Supply Chain by the Numbers

- Jan. 16, 2014

  Supply Chain by the Numbers for Week of Jan. 16, 2014

Famous Closed GM Truck Plant Partially Saved by Chinese Company; How Much Revenue per Employee? Christmas On-line Sales Continued to Grow Rapidly; US Drops out of Top 10 in Economic Freedom


$200 Million

Investment being made by Chinese auto glass maker Fuyao Glass Industry Group to acquire and set up a new factory in 1 million square feet of a closed GM truck assembly plant on Moraine, OH, near Dayton. That factory, made famous by the HBO documentary "The Last Truck: The Closing of a GM Plant," was shuttered in 2008. It began in 1951 as a Frigidaire appliance factory (GM owned Frigidaire at the time), and not long ago employed 4000 making the trucks. The new plant will employ some 800, and production is planned to begin by June 2015. There is another 1.5 million or so square feet of the complex still open, however.




This seems almost unbelievable, but this is about the level of revenue per employee for Fortune 500 companies in recent years.
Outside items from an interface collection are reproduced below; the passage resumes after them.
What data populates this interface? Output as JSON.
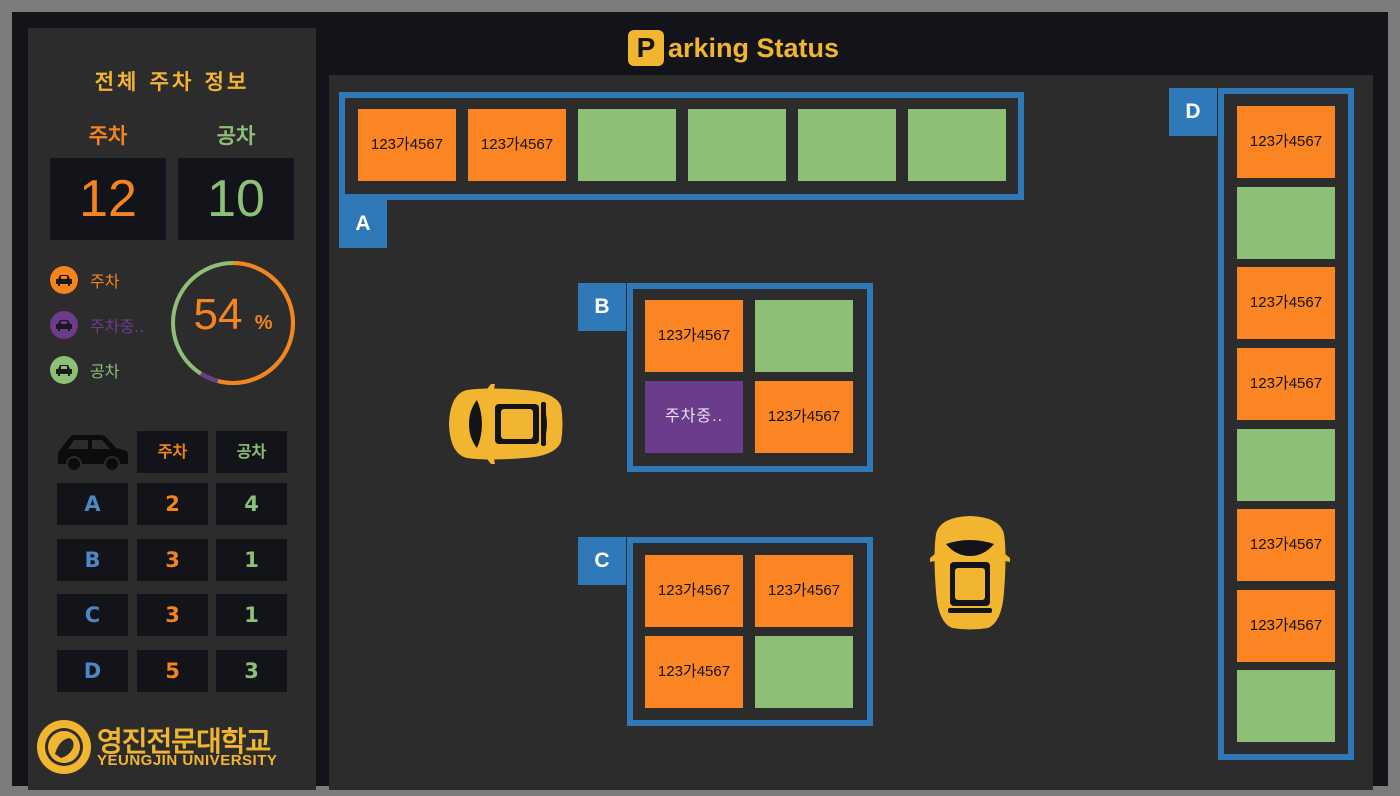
{
  "header": {
    "title_letter": "P",
    "title_rest": "arking Status"
  },
  "sidebar": {
    "title": "전체 주차 정보",
    "parked_label": "주차",
    "empty_label": "공차",
    "parked_count": "12",
    "empty_count": "10",
    "legend": [
      {
        "label": "주차",
        "color": "#f5841f"
      },
      {
        "label": "주차중..",
        "color": "#6b3c8c"
      },
      {
        "label": "공차",
        "color": "#8ebf76"
      }
    ],
    "occupancy_percent": "54",
    "percent_sign": "%",
    "table": {
      "col_parked": "주차",
      "col_empty": "공차",
      "rows": [
        {
          "zone": "A",
          "parked": "2",
          "empty": "4"
        },
        {
          "zone": "B",
          "parked": "3",
          "empty": "1"
        },
        {
          "zone": "C",
          "parked": "3",
          "empty": "1"
        },
        {
          "zone": "D",
          "parked": "5",
          "empty": "3"
        }
      ]
    },
    "logo": {
      "name_ko": "영진전문대학교",
      "name_en": "YEUNGJIN UNIVERSITY"
    }
  },
  "zones": {
    "A": {
      "label": "A",
      "slots": [
        "123가4567",
        "123가4567",
        "",
        "",
        "",
        ""
      ]
    },
    "B": {
      "label": "B",
      "slots": [
        "123가4567",
        "",
        "주차중..",
        "123가4567"
      ]
    },
    "C": {
      "label": "C",
      "slots": [
        "123가4567",
        "123가4567",
        "123가4567",
        ""
      ]
    },
    "D": {
      "label": "D",
      "slots": [
        "123가4567",
        "",
        "123가4567",
        "123가4567",
        "",
        "123가4567",
        "123가4567",
        ""
      ]
    }
  },
  "colors": {
    "occupied": "#fb8522",
    "empty": "#8ebf76",
    "parking": "#6b3c8c",
    "zone_frame": "#2f79b8",
    "accent": "#f2b530"
  }
}
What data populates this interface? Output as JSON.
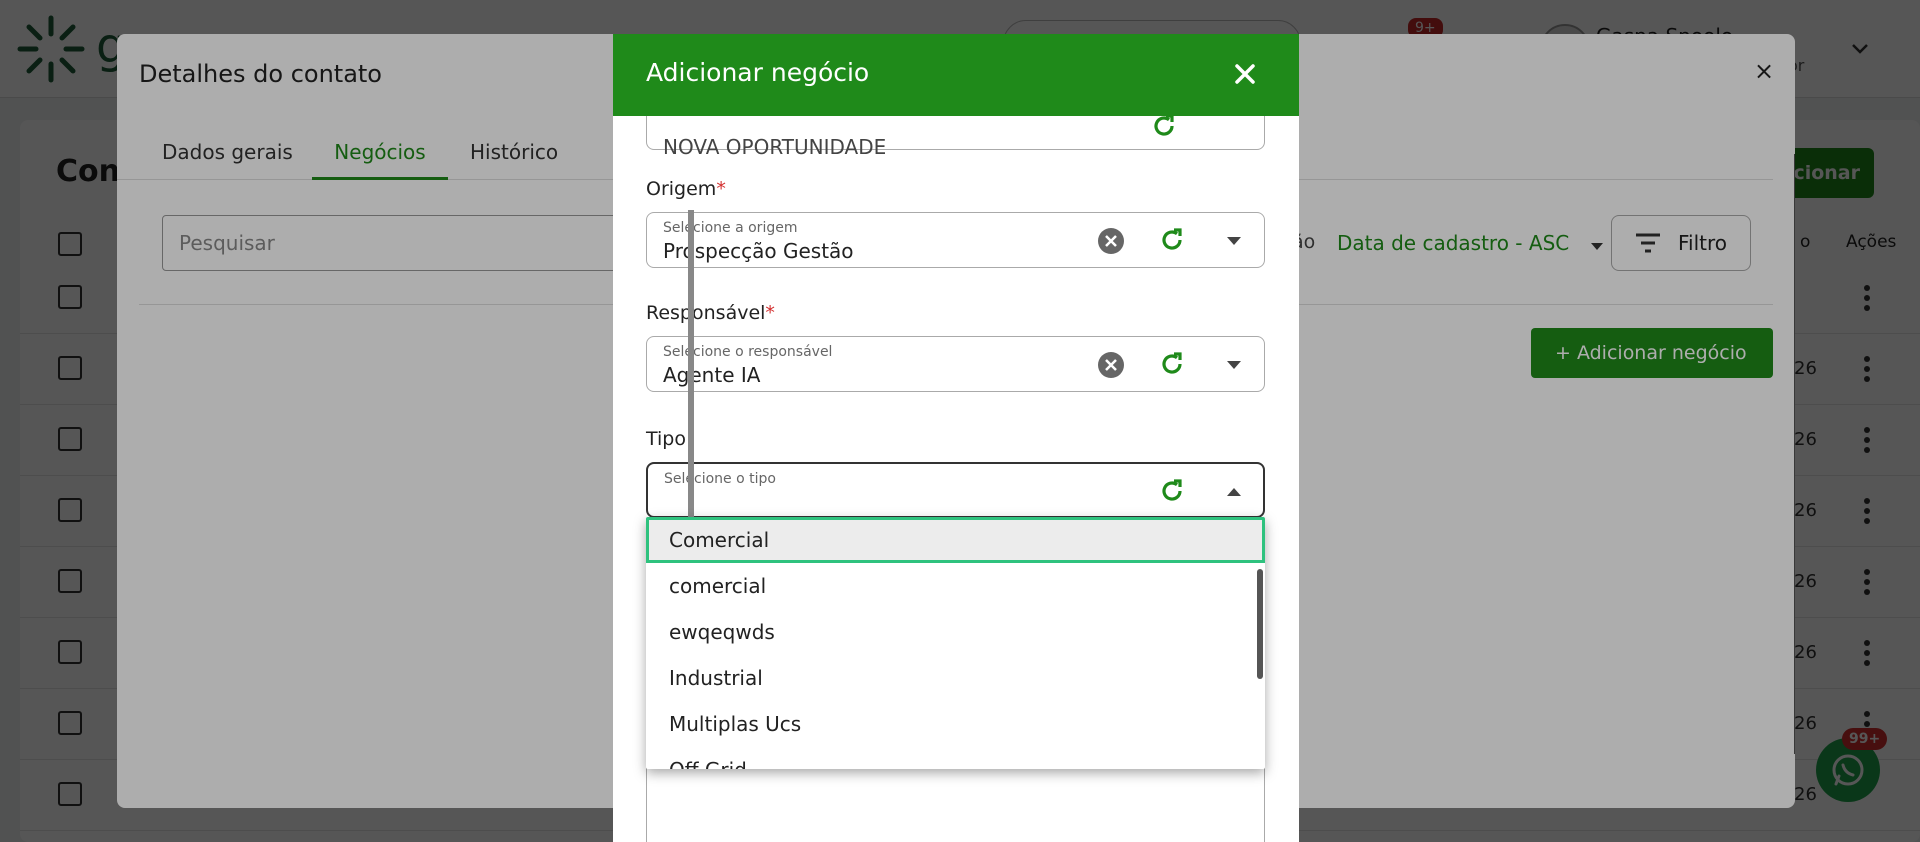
{
  "background_app": {
    "logo_text": "g",
    "page_title": "Con",
    "add_button_partial": "cionar",
    "notification_count": "9+",
    "user_name": "Gaspa Spoolo",
    "user_role": "ador",
    "column_head_actions": "Ações",
    "column_head_partial": "o",
    "row_dates": [
      "",
      "26",
      "26",
      "26",
      "26",
      "26",
      "26",
      "26"
    ],
    "whatsapp_badge": "99+"
  },
  "contact_dialog": {
    "title": "Detalhes do contato",
    "close_label": "×",
    "tabs": [
      {
        "label": "Dados gerais"
      },
      {
        "label": "Negócios"
      },
      {
        "label": "Histórico"
      }
    ],
    "search_placeholder": "Pesquisar",
    "sort_label_partial": "ão",
    "sort_value": "Data de cadastro - ASC",
    "filter_label": "Filtro",
    "add_deal_label": "+ Adicionar negócio"
  },
  "deal_dialog": {
    "title": "Adicionar negócio",
    "cut_field_value": "NOVA OPORTUNIDADE",
    "origem": {
      "label": "Origem",
      "required_mark": "*",
      "mini_label": "Selecione a origem",
      "value": "Prospecção Gestão"
    },
    "responsavel": {
      "label": "Responsável",
      "required_mark": "*",
      "mini_label": "Selecione o responsável",
      "value": "Agente IA"
    },
    "tipo": {
      "label": "Tipo",
      "mini_label": "Selecione o tipo",
      "value": ""
    }
  },
  "dropdown": {
    "options": [
      "Comercial",
      "comercial",
      "ewqeqwds",
      "Industrial",
      "Multiplas Ucs",
      "Off Grid"
    ],
    "highlighted_index": 0
  },
  "colors": {
    "brand_green": "#1f8a1a",
    "focus_ring": "#2ec27e",
    "required_red": "#d32f2f"
  }
}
That according to the new book Procurement 20/20 by a quartet of McKinsey consultants. That astounding number is up from just $40,000 as recently as 1970. That 22-fold rise is hard to fathom, and has come from a combination of great improvements in productivity and of course outsourcing of production and white collar functions. Maybe before long they will be tracking revenue per robot?
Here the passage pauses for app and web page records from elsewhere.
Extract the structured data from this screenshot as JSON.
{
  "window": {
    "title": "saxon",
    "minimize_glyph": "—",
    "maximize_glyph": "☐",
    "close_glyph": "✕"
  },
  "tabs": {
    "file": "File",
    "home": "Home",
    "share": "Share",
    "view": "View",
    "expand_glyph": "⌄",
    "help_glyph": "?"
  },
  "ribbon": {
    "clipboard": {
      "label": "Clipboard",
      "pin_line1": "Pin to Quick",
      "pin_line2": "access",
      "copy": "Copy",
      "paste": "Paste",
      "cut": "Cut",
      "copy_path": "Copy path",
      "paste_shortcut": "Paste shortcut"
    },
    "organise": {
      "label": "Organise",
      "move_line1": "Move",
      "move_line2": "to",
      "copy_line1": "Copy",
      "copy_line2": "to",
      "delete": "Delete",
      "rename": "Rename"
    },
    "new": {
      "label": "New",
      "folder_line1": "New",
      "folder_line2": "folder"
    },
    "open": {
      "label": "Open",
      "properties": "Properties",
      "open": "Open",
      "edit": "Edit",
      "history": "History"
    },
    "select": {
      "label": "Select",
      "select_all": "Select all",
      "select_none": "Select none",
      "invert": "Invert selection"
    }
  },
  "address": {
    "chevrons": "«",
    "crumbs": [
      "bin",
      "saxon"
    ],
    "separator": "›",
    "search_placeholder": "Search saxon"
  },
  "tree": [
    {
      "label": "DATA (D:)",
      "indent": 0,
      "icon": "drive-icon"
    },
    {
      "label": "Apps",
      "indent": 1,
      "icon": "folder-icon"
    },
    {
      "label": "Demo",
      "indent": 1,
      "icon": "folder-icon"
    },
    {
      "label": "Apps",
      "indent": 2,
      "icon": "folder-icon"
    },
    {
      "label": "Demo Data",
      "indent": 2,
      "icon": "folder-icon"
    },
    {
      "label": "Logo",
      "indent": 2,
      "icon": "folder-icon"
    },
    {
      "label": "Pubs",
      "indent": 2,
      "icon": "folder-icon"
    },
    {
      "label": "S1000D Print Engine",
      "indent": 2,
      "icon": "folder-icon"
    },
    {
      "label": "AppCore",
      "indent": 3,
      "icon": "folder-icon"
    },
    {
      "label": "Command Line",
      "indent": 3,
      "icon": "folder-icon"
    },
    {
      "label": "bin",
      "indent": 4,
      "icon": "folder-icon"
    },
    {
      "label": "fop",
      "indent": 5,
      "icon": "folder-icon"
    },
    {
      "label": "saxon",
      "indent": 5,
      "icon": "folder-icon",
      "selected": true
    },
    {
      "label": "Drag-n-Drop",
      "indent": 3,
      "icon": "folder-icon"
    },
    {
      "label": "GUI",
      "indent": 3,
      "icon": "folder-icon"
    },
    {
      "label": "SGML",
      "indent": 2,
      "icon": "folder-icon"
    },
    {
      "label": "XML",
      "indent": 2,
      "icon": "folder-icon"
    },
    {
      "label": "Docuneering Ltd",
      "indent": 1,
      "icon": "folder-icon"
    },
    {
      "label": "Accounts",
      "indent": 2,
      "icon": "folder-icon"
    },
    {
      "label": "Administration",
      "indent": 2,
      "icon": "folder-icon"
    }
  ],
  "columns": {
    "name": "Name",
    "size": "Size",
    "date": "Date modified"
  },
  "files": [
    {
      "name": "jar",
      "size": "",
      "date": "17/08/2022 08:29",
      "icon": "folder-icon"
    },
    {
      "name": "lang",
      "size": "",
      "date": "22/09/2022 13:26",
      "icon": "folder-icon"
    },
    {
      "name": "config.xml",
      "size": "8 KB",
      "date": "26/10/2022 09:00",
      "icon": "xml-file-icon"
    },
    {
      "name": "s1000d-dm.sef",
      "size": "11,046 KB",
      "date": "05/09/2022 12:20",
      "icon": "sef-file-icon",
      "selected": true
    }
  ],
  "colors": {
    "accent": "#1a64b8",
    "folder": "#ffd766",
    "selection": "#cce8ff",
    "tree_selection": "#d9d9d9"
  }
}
Growth in the level of on-line US retail during the 2013 Christmas shopping season, according to an announcement this week by the National Retail Federation. Coming in at around $95 billion, that means ecommerce represented about 15.8 % of the $602 billion in total sales (excluding autos, restaurants, and fuel) during the period. The total includes categories such as food and consumer packaged goods where sales numbers are still pretty low, while the percentage in categories such as electronics is obviously much higher. That rate of ecommerce growth of late has been decelerating a bit, however, to around 9-10% each month versus 15% of so for several years before that.
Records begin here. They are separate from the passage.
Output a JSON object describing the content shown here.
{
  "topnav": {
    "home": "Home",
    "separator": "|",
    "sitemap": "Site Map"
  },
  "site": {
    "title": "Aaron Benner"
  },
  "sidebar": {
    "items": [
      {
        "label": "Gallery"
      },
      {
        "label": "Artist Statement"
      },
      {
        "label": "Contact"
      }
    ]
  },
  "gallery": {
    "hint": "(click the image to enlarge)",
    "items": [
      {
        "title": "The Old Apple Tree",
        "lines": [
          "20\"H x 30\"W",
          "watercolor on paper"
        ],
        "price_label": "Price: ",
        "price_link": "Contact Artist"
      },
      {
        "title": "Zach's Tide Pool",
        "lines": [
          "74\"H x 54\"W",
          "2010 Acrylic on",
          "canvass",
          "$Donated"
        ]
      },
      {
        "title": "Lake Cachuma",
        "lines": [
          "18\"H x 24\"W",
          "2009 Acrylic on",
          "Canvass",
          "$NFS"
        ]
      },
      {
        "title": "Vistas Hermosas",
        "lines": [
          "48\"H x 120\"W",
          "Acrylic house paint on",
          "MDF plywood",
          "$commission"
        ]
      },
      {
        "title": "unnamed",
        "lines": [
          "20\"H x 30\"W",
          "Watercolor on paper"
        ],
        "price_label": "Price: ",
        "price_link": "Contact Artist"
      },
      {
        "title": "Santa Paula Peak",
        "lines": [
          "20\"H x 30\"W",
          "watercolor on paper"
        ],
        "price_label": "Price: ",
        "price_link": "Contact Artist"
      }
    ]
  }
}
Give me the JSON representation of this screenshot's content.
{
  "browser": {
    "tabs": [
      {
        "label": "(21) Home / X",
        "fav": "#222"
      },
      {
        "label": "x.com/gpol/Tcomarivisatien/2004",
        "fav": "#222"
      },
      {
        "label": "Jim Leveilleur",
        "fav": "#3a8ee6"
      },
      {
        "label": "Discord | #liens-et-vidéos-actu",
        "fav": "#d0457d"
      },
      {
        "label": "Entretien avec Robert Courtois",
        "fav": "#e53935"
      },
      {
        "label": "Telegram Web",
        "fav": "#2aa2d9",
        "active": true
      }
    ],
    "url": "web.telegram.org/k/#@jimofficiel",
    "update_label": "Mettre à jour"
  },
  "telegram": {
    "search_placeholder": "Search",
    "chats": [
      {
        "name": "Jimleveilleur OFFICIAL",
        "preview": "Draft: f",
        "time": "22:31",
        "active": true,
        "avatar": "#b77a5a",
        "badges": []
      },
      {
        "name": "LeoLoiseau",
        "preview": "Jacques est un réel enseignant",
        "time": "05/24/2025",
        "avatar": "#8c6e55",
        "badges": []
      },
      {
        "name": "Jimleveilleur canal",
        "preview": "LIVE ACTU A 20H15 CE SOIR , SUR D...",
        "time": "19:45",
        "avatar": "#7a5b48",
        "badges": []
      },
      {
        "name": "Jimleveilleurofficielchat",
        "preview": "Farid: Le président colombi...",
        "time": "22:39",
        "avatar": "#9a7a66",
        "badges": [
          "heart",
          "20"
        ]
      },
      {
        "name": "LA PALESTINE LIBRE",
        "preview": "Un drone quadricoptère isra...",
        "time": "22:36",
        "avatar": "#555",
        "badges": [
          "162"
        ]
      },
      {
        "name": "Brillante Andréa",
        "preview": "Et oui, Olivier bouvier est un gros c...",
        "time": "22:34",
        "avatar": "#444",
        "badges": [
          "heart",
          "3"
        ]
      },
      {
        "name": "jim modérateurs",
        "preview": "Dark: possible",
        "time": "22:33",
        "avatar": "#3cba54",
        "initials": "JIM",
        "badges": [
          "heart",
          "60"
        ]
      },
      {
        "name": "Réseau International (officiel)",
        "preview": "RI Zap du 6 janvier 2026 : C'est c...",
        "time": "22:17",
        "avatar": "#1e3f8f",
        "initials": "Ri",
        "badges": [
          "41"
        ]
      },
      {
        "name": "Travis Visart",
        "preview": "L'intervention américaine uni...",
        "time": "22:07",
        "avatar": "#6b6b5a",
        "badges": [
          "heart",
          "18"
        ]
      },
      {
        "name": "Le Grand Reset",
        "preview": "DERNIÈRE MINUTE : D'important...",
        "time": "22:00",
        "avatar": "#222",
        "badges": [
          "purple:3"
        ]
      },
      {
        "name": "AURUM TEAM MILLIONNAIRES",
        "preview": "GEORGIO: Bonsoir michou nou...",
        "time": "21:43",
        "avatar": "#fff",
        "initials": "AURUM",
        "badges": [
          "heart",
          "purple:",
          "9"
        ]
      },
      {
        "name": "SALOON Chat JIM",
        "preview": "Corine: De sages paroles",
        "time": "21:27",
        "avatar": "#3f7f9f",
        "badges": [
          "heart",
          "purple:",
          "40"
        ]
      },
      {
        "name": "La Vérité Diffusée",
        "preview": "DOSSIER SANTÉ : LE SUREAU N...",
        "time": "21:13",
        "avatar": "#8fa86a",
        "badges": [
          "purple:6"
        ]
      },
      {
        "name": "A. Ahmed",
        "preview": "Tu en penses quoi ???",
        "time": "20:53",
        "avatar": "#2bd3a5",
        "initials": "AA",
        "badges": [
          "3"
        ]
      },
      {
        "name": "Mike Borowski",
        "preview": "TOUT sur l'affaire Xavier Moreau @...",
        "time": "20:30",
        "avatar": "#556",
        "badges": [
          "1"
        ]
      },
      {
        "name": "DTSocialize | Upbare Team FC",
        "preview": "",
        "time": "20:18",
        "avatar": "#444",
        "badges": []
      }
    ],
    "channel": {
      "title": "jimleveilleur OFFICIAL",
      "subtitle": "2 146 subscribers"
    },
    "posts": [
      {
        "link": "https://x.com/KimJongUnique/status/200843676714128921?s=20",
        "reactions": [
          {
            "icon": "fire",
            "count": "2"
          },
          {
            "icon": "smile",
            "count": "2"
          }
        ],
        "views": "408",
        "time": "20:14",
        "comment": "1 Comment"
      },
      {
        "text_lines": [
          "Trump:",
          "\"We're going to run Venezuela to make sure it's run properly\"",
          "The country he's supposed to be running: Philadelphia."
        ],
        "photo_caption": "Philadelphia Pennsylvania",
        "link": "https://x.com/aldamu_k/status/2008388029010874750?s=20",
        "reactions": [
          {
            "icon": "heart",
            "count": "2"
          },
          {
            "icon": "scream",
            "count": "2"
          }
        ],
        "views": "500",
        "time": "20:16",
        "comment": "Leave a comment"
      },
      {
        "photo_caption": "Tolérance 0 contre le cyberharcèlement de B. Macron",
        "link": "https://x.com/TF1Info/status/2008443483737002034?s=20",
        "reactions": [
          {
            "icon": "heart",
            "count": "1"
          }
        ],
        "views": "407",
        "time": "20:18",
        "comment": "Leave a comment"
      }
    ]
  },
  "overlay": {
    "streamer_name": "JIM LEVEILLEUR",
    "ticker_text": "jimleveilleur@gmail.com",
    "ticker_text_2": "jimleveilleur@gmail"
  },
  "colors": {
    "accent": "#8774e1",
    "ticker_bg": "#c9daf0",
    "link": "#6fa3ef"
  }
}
Rank of the US in the just released 2014 Index of economic freedom from The Heritage Foundation, a conservative think tank. This is the first time the US has fallen out of the top 10. Just six countries were given a pure "free" designation: number 1 Hong Kong followed by Singapore, Australia, Switzerland, New Zealand, and Canada. Ahead of the US in the " mostly free" category, in order, were Chile, Mauritius, Ireland, Denmark, and Estonia. It's an interesting list whether you like the measure or you don't, and can be found here: 2014 Index of Economic Freedom.